Gwerful Mechain, celebrant of Medieval sex/
And now for something extremely different, old, and according to some very, very wicked. On the other had some folks who have discovered the work of Gwerful Mechain, a 15th Century Medieval woman poet who wrote in Welsh see her as a fiery feminist-way-before-her-time and defiant sexual libertine, an accomplishment few ever pulled off—Victoria Claflin Woodhull comes to mind.
Little is known about Mechain’s life, roughly 1460 to 1502. Her family connections are sketchy, not surprising for a time that biographers must rely on often incomplete church records, tax rolls, and hints in surviving work. According to Katie Gramich, the editor and translator of the recently published collection of her extant and assumed poems The Works of Gwerful Mechain, she was “the daughter of Hywel Fychan from Mechain in Powys”—a region in northeast Wales—and a woman named Gwenhwyfar; had at least four siblings; and, with her husband John ap Llewelyn Fychan, had a daughter named Mawd.
Katie Gramich's The Works of Gwerful Mechain
Beginning as a young goodwife Mechain was confidently sharing private correspondence and verse with the leading Welsh poet of the day—Dafydd Llwyd and Llewyln ap Gutyn.

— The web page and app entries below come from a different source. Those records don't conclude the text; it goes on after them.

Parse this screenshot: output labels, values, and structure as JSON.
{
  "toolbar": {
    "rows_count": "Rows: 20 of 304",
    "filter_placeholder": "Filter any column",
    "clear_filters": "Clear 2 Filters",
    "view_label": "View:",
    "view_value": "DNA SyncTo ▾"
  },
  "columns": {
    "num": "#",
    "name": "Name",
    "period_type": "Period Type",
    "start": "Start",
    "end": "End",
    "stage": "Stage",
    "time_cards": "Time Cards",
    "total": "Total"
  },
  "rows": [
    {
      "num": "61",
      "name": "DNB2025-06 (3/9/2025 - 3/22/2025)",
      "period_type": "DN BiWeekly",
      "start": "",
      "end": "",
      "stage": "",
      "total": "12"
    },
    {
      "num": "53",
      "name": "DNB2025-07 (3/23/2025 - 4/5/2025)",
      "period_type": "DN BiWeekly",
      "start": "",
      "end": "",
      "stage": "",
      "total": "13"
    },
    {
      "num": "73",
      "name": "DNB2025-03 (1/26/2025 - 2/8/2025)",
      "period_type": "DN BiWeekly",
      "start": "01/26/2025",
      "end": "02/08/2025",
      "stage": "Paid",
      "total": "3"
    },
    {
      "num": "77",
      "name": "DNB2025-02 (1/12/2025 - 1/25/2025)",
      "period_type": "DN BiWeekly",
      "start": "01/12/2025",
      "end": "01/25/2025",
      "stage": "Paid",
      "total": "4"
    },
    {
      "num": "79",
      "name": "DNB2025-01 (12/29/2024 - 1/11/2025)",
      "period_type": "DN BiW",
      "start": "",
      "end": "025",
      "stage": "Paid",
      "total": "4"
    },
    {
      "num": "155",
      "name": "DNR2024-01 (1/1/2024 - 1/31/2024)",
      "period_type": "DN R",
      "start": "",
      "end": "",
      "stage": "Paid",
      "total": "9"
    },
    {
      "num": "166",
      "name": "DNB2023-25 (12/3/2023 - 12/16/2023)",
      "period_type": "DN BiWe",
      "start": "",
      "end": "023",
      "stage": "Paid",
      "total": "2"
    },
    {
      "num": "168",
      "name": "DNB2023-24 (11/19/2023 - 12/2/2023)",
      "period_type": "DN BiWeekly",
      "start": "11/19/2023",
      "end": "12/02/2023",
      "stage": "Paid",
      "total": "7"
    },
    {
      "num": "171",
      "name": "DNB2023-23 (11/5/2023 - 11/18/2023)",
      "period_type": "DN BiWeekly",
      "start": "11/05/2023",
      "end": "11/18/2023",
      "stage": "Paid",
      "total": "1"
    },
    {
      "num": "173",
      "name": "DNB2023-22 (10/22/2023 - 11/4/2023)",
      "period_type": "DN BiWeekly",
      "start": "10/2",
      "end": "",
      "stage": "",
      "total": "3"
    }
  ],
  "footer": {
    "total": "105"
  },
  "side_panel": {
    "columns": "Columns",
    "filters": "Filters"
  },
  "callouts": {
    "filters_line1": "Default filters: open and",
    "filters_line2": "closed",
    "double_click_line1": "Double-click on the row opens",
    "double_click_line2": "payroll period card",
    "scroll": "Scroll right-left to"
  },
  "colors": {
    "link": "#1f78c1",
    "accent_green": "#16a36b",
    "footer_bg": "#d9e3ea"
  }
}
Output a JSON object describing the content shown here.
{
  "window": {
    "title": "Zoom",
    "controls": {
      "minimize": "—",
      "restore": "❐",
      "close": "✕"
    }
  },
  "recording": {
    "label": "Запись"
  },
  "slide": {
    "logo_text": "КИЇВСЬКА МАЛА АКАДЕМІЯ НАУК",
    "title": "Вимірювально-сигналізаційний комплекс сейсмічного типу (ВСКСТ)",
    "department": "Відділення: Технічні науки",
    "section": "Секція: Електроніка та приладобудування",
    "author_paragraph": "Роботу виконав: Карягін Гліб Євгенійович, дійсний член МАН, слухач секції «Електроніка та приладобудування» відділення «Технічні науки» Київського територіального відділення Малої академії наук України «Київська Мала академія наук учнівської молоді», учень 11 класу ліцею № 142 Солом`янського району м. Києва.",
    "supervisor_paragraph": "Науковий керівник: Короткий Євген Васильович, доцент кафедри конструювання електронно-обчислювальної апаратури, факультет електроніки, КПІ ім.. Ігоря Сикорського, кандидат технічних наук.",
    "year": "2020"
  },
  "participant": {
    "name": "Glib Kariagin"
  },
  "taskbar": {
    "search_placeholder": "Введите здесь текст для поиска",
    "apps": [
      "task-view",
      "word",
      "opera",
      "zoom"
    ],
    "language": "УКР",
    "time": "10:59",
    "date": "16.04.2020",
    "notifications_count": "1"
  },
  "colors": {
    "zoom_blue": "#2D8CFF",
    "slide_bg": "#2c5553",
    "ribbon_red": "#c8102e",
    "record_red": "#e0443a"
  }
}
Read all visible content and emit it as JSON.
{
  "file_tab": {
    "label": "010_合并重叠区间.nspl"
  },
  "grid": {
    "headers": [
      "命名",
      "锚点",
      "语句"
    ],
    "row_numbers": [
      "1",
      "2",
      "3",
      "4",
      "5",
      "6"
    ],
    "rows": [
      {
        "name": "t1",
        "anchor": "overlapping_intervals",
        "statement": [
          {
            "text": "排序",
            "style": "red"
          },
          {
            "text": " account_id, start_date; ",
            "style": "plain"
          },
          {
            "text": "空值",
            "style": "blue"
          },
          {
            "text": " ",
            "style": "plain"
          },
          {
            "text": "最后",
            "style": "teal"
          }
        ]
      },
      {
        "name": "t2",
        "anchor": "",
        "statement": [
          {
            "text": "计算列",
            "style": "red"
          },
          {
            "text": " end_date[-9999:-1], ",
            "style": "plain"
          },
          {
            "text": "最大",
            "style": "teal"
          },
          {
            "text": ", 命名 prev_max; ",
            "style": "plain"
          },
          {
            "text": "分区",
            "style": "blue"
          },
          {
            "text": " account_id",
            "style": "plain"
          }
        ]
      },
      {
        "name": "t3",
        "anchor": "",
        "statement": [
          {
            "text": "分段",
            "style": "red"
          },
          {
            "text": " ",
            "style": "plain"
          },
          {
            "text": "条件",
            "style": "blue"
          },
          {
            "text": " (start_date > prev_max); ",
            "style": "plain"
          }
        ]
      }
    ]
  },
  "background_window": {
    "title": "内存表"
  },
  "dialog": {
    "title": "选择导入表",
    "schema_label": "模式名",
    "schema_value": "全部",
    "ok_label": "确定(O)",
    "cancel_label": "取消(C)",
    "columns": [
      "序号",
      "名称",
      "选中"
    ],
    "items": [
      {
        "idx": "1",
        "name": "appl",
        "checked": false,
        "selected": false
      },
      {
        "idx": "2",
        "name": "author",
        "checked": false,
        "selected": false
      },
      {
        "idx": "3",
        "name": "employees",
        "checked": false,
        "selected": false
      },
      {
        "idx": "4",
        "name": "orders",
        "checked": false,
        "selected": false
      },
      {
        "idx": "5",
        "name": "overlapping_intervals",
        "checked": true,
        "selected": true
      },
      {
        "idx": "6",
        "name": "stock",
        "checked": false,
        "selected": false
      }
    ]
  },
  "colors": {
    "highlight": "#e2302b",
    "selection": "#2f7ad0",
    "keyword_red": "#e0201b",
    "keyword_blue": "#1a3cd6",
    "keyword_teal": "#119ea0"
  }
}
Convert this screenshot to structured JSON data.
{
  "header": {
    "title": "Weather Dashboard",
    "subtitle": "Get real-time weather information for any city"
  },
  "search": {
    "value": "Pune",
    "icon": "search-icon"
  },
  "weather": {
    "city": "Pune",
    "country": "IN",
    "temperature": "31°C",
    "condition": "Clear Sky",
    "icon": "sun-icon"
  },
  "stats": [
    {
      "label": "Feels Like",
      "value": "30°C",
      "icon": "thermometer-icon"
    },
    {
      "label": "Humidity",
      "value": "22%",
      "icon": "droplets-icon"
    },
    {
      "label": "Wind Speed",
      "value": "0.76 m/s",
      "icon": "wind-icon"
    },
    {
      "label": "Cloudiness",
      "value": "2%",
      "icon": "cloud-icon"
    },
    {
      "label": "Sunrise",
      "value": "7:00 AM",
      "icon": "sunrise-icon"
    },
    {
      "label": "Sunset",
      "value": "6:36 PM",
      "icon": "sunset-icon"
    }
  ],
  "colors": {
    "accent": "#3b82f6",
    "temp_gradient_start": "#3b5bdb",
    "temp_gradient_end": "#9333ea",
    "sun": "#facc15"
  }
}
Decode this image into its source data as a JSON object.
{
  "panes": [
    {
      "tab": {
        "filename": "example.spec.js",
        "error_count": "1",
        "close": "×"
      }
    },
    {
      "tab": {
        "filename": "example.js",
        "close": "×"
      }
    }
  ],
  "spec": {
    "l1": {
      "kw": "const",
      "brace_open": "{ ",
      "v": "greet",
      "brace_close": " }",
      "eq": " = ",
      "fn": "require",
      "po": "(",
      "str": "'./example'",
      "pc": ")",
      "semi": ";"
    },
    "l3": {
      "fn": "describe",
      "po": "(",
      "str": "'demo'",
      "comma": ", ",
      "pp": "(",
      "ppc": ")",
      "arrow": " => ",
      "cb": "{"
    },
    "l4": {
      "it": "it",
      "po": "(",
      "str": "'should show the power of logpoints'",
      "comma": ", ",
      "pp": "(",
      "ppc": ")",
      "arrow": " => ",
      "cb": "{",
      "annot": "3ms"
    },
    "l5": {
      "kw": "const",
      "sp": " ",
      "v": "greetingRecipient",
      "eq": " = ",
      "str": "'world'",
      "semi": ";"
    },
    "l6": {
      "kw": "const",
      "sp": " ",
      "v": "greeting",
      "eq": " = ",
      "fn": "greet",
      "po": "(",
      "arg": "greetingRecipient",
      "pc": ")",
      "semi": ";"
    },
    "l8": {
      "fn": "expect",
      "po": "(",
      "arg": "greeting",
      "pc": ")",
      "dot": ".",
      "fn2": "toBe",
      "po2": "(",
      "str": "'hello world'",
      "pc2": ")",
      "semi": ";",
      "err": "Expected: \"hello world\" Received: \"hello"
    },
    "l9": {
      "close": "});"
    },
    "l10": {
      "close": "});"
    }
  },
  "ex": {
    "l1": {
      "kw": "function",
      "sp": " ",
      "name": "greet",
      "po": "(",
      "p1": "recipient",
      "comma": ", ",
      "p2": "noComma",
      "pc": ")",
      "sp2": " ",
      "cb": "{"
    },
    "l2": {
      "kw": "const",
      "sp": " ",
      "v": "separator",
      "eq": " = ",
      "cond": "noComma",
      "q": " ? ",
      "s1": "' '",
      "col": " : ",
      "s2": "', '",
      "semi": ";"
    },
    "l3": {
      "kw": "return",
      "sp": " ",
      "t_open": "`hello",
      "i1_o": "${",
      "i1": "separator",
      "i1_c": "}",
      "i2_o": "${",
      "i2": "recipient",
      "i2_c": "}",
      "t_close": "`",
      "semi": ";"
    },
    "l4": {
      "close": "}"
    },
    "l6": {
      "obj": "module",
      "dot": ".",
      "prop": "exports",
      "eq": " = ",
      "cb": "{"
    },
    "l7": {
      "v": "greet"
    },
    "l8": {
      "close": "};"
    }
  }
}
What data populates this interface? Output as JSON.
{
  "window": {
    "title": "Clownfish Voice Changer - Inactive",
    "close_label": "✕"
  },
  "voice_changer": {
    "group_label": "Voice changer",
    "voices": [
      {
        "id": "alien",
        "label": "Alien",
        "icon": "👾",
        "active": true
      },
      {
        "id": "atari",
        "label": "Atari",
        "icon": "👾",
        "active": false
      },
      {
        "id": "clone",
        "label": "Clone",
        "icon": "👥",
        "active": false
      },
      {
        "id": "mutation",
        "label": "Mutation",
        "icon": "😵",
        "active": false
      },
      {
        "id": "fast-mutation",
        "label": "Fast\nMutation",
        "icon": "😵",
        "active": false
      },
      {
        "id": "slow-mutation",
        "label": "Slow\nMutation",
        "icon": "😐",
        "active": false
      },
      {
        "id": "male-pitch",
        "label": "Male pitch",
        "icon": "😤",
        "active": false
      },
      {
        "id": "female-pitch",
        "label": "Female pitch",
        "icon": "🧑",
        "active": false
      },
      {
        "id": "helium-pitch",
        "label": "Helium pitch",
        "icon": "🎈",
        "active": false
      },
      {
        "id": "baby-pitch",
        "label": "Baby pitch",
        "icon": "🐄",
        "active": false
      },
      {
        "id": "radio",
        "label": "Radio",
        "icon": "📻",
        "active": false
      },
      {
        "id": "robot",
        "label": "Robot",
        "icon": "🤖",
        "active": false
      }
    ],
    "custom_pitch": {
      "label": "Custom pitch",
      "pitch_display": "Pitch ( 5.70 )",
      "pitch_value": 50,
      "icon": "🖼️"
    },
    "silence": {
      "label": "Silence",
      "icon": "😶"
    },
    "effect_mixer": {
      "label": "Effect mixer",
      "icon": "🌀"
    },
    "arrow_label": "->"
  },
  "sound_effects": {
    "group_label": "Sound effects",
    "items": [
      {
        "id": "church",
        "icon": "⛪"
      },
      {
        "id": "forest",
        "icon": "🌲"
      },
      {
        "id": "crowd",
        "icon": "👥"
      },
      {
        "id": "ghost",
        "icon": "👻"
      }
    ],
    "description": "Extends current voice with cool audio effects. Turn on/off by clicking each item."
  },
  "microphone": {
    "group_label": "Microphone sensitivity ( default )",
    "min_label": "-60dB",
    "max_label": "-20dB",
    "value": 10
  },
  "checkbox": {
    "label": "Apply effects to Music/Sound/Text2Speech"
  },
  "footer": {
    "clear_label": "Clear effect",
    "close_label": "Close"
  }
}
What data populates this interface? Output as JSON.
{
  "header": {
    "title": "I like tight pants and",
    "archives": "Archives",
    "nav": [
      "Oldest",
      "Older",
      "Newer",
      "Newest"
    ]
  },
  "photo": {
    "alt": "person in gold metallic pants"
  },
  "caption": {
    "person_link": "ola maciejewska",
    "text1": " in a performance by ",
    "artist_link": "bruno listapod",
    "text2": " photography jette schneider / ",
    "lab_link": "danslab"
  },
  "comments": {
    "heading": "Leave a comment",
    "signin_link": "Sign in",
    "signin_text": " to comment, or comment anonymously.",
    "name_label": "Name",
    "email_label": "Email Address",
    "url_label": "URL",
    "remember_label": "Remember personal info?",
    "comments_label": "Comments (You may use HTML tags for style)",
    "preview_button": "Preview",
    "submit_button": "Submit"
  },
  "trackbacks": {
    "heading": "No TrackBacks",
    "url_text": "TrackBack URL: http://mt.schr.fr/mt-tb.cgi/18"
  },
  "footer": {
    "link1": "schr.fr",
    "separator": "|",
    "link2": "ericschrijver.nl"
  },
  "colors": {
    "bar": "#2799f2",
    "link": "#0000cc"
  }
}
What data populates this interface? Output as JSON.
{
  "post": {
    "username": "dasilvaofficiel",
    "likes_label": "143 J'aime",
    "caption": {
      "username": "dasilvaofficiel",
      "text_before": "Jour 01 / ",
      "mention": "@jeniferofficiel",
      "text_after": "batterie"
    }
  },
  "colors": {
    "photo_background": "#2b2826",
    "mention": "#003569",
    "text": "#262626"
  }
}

Scholars assume that Llwyd was her lover.
It may be a stretch, as one scholar has, to compare her to the #MeToo movement. But there is the evidence of her terse, four line curse.
To her husband for beating her
A dagger through your heart’s stone—on a slant
To reach your breast bone:
May your knees break, your hands shrivel
And your sword plunge in your guts to make you snivel.
Mechain’s most famous verse was titled in Welsh Cywydd y cedor which has been translated at Poem to a Cunt, Poem to a Vagina, or The Female Genitals depending on the embarrassment or prudery of the translator. She also wrote, for sake of even-handed observation, Dafydd ap Gwilym’s or the Poem to the Penis.
A manuscript illumination of the sexual position we call today reverse cowgirl.
Poem to a Cunt
Every foolish drunken poet,
boorish vanity without ceasing,
(never may I warrant it,
I of great noble stock,)
has always declaimed fruitless praise
in song of the girls of the lands
all day long, certain gift,
most incompletely, by God the Father:
praising the hair, gown of fine love,
and every such living girl,
and lower down praising merrily
the brows above the eyes;
praising also, lovely shape,
the smoothness of the soft breasts,
and the beauty’s arms, bright drape,
she deserved honour, and the girl’s hands.
Then with his finest wizardry
before night he did sing,
he pays homage to God’s greatness,
fruitless eulogy with his tongue:
leaving the middle without praise
and the place where children are conceived,
and the warm quim, clear excellence,
tender and fat, bright fervent broken circle,
where I loved, in perfect health,
the quim below the smock.
You are a body of boundless strength,
a faultless court of fat’s plumage.
I declare, the quim is fair,
circle of broad-edged lips,
it is a valley longer than a spoon or a hand,
a ditch to hold a prick two hands long;
cunt there by the swelling arse,
song’s table with its double in red.
And the bright saints, men of the church,
when they get the chance, perfect gift,
don't fail, highest blessing,
by Beuno, to give it a good feel.
For this reason, thorough rebuke,
all you proud poets,
let songs to the quim circulate
without fail to gain reward.
Sultan of an ode, it is silk,
little seam, curtain on a fine bright cunt,
flaps in a place of greeting,
the sour grove, it is full of love,
very proud forest, faultless gift,
tender frieze, fur of a fine pair of testicles,
a girl’s thick grove, circle of precious greeting,
lovely bush, God save it.